Craftsmanship is of almost Japanese standard, with rough-sawn timber joinery laboriously assembled to match the exposed structure. Ultimately, however, it is a humble dwelling appropriate for a young family. After forty-five years, it is the building’s exterior – gravity-defying, sculptural and unyielding – that still captures the imagination. “It was probably Boyd’s favourite house,” claims Lyons, and we’ll have to take him at his word.
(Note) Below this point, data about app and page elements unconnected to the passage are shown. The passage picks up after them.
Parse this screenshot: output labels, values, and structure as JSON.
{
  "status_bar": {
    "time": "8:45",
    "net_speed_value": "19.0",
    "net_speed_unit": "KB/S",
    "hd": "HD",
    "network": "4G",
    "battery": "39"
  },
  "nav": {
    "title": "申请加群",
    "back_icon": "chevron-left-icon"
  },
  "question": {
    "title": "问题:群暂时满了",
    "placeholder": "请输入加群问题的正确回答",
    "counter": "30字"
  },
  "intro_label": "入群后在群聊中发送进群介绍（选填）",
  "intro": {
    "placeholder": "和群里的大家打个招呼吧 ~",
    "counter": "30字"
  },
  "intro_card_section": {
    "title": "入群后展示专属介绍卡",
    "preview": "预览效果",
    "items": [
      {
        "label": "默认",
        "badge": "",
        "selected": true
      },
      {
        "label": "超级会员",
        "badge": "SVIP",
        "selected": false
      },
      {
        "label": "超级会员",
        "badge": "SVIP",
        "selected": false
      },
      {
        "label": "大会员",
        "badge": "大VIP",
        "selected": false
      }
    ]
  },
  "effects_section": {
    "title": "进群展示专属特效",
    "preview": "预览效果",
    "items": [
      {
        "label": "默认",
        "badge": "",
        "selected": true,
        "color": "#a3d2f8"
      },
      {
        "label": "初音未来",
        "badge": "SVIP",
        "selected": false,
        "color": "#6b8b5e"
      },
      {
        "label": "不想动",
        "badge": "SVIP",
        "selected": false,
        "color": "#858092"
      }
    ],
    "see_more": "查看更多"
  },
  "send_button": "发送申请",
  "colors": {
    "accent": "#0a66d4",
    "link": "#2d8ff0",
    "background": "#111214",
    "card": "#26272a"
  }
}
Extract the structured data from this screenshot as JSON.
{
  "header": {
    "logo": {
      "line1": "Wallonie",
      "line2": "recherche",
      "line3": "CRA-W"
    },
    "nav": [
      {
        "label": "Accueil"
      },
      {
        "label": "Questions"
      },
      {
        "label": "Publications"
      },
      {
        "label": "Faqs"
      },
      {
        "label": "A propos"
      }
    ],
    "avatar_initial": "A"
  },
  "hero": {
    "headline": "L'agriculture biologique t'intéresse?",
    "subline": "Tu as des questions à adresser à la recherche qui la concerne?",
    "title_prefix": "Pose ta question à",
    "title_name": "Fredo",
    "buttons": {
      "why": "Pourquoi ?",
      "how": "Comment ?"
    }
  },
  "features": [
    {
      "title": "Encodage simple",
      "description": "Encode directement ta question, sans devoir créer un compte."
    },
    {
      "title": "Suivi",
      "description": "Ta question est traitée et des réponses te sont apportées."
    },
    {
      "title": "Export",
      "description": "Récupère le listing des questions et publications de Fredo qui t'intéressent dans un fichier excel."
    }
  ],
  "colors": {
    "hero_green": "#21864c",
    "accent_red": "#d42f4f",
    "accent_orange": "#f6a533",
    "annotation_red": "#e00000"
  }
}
Spanning the pragmatic 1940s, optimistic 1950s and idealistic 1960s, Robin Boyd’s career was brief but influential. Fittingly, the architect was equal parts pragmatist, optimist and idealist. The pragmatist Boyd launched the Small Homes Service, which distributed architect-designed house plans to the public. The optimist Boyd created some of Australia’s most radical individual dwellings. The idealist Boyd wrote books and a weekly column that promoted design literacy. Taking the plan, section and elevation of the Lyons House, we can draw a composite portrait of Boyd’s career. The plan of the house is as economical and rational as any of those devised for the Small Homes Service. However, the section of the house shows how adventurous and unconventional the house is, with living spaces suspended above ground to capture the view. Seen in elevation, the house confronts its context, reflecting Boyd’s antipathy towards the suburbs and the strength of his convictions.